The Contents pane in OmniOutliner allows you to focus on one particular section.
The “Contents” pane in OmniOutliner allows you to focus on one particular section.

You could also use OmniOultiner as a means of outlining an entire manuscript, making the literature review section just one portion of the broader outline. You can then use the “Content” pane in OmniOutliner to show only the literature review section as I’ve done in the image to the left.

You might also be thinking that this is a lot of clicking and switching between applications. Indeed it is, but once you really build the keyboard shortcuts into your muscle memory and get the hang of using cmd-tab to switch between applications, you’ll find that you can get a quote and page link into OmniOutliner quickly and with minimal effort.

I hope this post inspires you to think about how you review your research literature and that maybe it will help you with your own workflow. I had been using DEVONthink for a while now, but it was OmniOutliner that really revolutionized how I digest my academic literature. The two work together so well when using “Item Links” and “Page Links” that I hardly know how I go by without them!

For some reason this particular recall is trending on Facebook… this is the first time I’ve ever seen that happen. Interestingly, some news reports are highlighting the fact that it was prompted by a “recall in another (undisclosed) country”. It takes about 5 minutes to find out that the country is the USA, and that this is actually just a second wave of an earlier recall from July 2nd that didn’t extend to Canada. 

What is interesting about recalls like this is that you get to see just how truly limited our consumer choice is. Look at the list of products being recalled, all of which are manufactured in the same facility.

This facility is producing food for low-cost private label brands (e.g., No Name) as well as for food service companies. These products are likely at vastly different price points for the end consumer. While obviously standards set by the customers and other variations in QA can impact quality and price, this certainly does make plain that much of our food comes from a very small number of places, even if the perception of a plethora of choice suggests the opposite. 

CWN logo

I’m pleased to announce the launch of Canada’s Waste Network. This is an initiative that intends to bring together researchers in Canada studying waste. It is a new and growing community and new resources and events will be added regularly. If you are a scholar at a Canadian institution doing research on waste (in Canada or abroad), I’d encourage you to become a member and connect with the community!


Food Manufacturing writing about a recent report on plastic production and use:

Packaging is an especially big piece of that pie as consumers continue to replace glass and metal with plastic. The study shows that the average person living in Western Europe or North America consumes 100 kilograms (220.5 pounds) of plastic every year, mostly from packaging.

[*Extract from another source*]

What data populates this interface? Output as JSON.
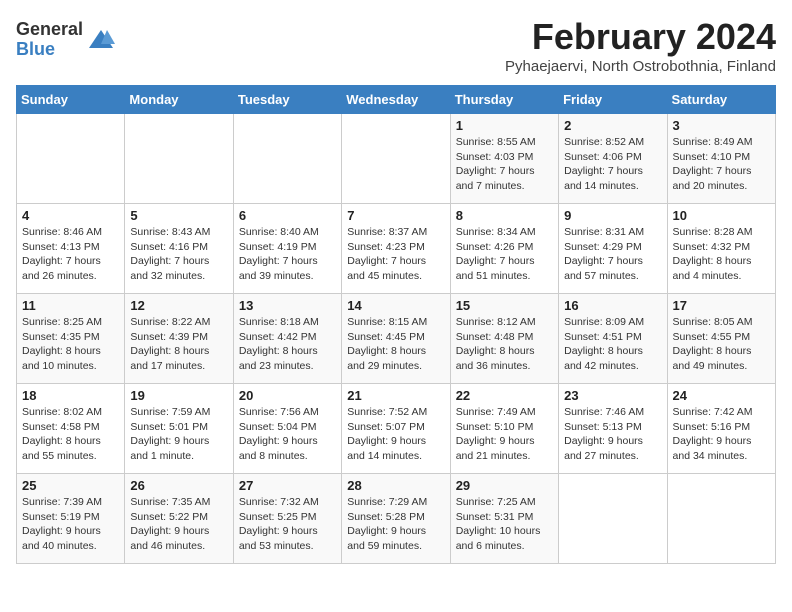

Food Manufacturing

This is a staggering amount of plastic per person per annum. What is often also neglected is the extent to which consumers (and the municipalities that manage these wastes) are rather beholden to the whim of manufacturers and the market for recyclables in their region. Thus while I laud efforts to expand a lagging recycling infrastructure worldwide, the reality is that the most effective response is simply to produce and consume less plastic, recycled or otherwise.